Apple is purchasing Israel’s Anobit – a global leader of flash storage solutions – for $500 million. Apple has also announced that the tech giant will be opening an R&D center in Israel – its first facility outside of the United States. Apple will join the ranks of companies with R&D centers already in Israel such as Google, IBM, Oracle, Motorola, Microsoft, Dell and Intel, whose new “Sandy Bridge” microprocessor chip – developed at its Haifa R&D facility – was all the rage at this year’s Consumer Electronics Show (CES) in Las Vegas. And it isn’t only high-tech companies that have decided to establish research facilities in the Jewish state. Barclays, one of the ten largest banking and financial services groups in the world, plans to open an R&D center in Tel Aviv.

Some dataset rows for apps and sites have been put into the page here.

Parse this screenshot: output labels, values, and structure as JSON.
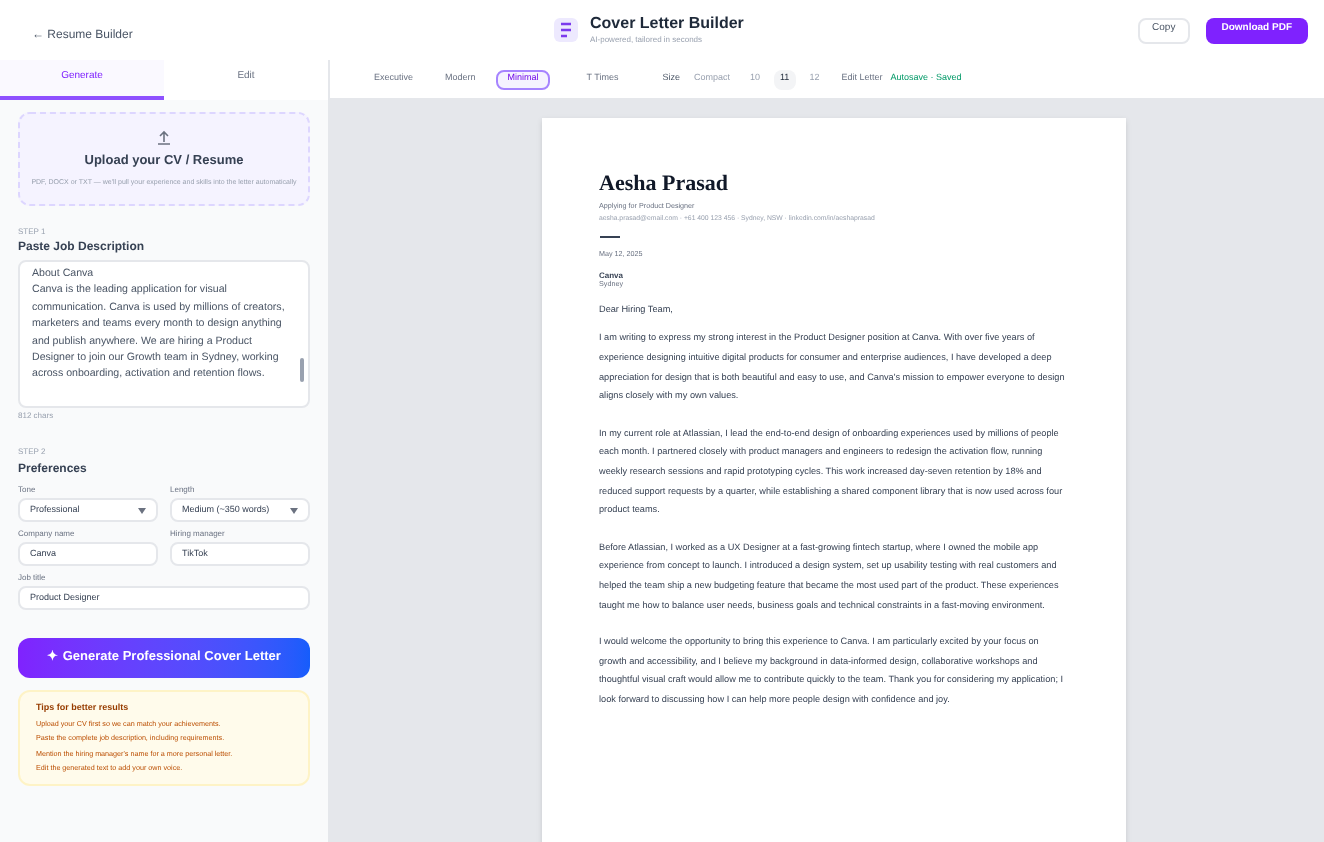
{
  "back_link": "← Resume Builder",
  "header": {
    "title": "Cover Letter Builder",
    "subtitle": "AI-powered, tailored in seconds"
  },
  "actions": [
    {
      "label": "Copy",
      "kind": "secondary"
    },
    {
      "label": "Download PDF",
      "kind": "primary"
    }
  ],
  "tabs": [
    {
      "label": "Generate",
      "selected": true
    },
    {
      "label": "Edit",
      "selected": false
    }
  ],
  "upload": {
    "title": "Upload your CV / Resume",
    "hint": "PDF, DOCX or TXT — we'll pull your experience and skills into the letter automatically"
  },
  "job": {
    "step": "STEP 1",
    "title": "Paste Job Description",
    "value": "About Canva\nCanva is the leading application for visual communication. Canva is used by millions of creators, marketers and teams every month to design anything and publish anywhere. We are hiring a Product Designer to join our Growth team in Sydney, working across onboarding, activation and retention flows.",
    "counter": "812 chars"
  },
  "preferences": {
    "step": "STEP 2",
    "title": "Preferences",
    "fields": [
      {
        "label": "Tone",
        "value": "Professional",
        "kind": "select"
      },
      {
        "label": "Length",
        "value": "Medium (~350 words)",
        "kind": "select"
      },
      {
        "label": "Company name",
        "value": "Canva",
        "kind": "input"
      },
      {
        "label": "Hiring manager",
        "value": "TikTok",
        "kind": "input"
      },
      {
        "label": "Job title",
        "value": "Product Designer",
        "kind": "input",
        "wide": true
      }
    ]
  },
  "generate_button": "✦ Generate Professional Cover Letter",
  "tips": {
    "title": "Tips for better results",
    "items": [
      "Upload your CV first so we can match your achievements.",
      "Paste the complete job description, including requirements.",
      "Mention the hiring manager's name for a more personal letter.",
      "Edit the generated text to add your own voice."
    ]
  },
  "templates": [
    {
      "label": "Executive",
      "selected": false
    },
    {
      "label": "Modern",
      "selected": false
    },
    {
      "label": "Minimal",
      "selected": true
    }
  ],
  "font": "T Times",
  "size_label": "Size",
  "sizes": [
    {
      "label": "Compact",
      "selected": false
    },
    {
      "label": "10",
      "selected": false
    },
    {
      "label": "11",
      "selected": true
    },
    {
      "label": "12",
      "selected": false
    }
  ],
  "edit_button": "Edit Letter",
  "save_status": "Autosave · Saved",
  "letter": {
    "name": "Aesha Prasad",
    "subtitle": "Applying for Product Designer",
    "contact": "aesha.prasad@email.com · +61 400 123 456 · Sydney, NSW · linkedin.com/in/aeshaprasad",
    "date": "May 12, 2025",
    "recipient": "Canva",
    "place": "Sydney",
    "greeting": "Dear Hiring Team,",
    "paragraphs": [
      "I am writing to express my strong interest in the Product Designer position at Canva. With over five years of experience designing intuitive digital products for consumer and enterprise audiences, I have developed a deep appreciation for design that is both beautiful and easy to use, and Canva's mission to empower everyone to design aligns closely with my own values.",
      "In my current role at Atlassian, I lead the end-to-end design of onboarding experiences used by millions of people each month. I partnered closely with product managers and engineers to redesign the activation flow, running weekly research sessions and rapid prototyping cycles. This work increased day-seven retention by 18% and reduced support requests by a quarter, while establishing a shared component library that is now used across four product teams.",
      "Before Atlassian, I worked as a UX Designer at a fast-growing fintech startup, where I owned the mobile app experience from concept to launch. I introduced a design system, set up usability testing with real customers and helped the team ship a new budgeting feature that became the most used part of the product. These experiences taught me how to balance user needs, business goals and technical constraints in a fast-moving environment.",
      "I would welcome the opportunity to bring this experience to Canva. I am particularly excited by your focus on growth and accessibility, and I believe my background in data-informed design, collaborative workshops and thoughtful visual craft would allow me to contribute quickly to the team. Thank you for considering my application; I look forward to discussing how I can help more people design with confidence and joy."
    ]
  }
}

Medical patients have new hope thanks to a series of Israeli breakthroughs in 2011. An Israeli drug company is testing a promising vaccine that can kill cancer cells. Another company’s device that combines MRI and ultrasound technologies was cited by TIME Magazine as one of the 50 best inventions of the year. Technion researchers have found a way to reverse the aging process. The FDA has approved the “Rewalk,” a device that helps paralyzed people get back on their feet, featured last year on the TV show “Glee.” A new Tel Aviv University study claims cinnamon can prevent and fight Alzheimer’s. Good news, because the U.S. chain Cinnabon has opened for business in Tel Aviv.

Israel’s medical prowess came in handy this year in coping with humanitarian disasters. The Jewish state was the first foreign country to set up a field hospital in Japan following the earthquake and tsunami in March, and an Israeli humanitarian organization was recognized for its relief efforts in the wake of this disaster.

Finally, other stories that made headlines in 2011: Electric cars went on sale in Israel this summer; NASA’s final space shuttle mission included an Israeli bone cell experiment; Israel opened a 62-km “Gospel Trail” trail from Nazareth to Capernaum for Christian pilgrims to retrace the route of Jesus; the Israel Museum put the complete Dead Sea Scrolls on the Internet, attracting millions of online visitors; two Israeli Arabs represented the country at the Special Olympics in Athens as part of the tennis delegation; the world’s oldest human remains have been found in a cave in Israel; and IDF soldiers delivered a Palestinian baby.

Dear 2012: Can’t wait.

BACK TO TOP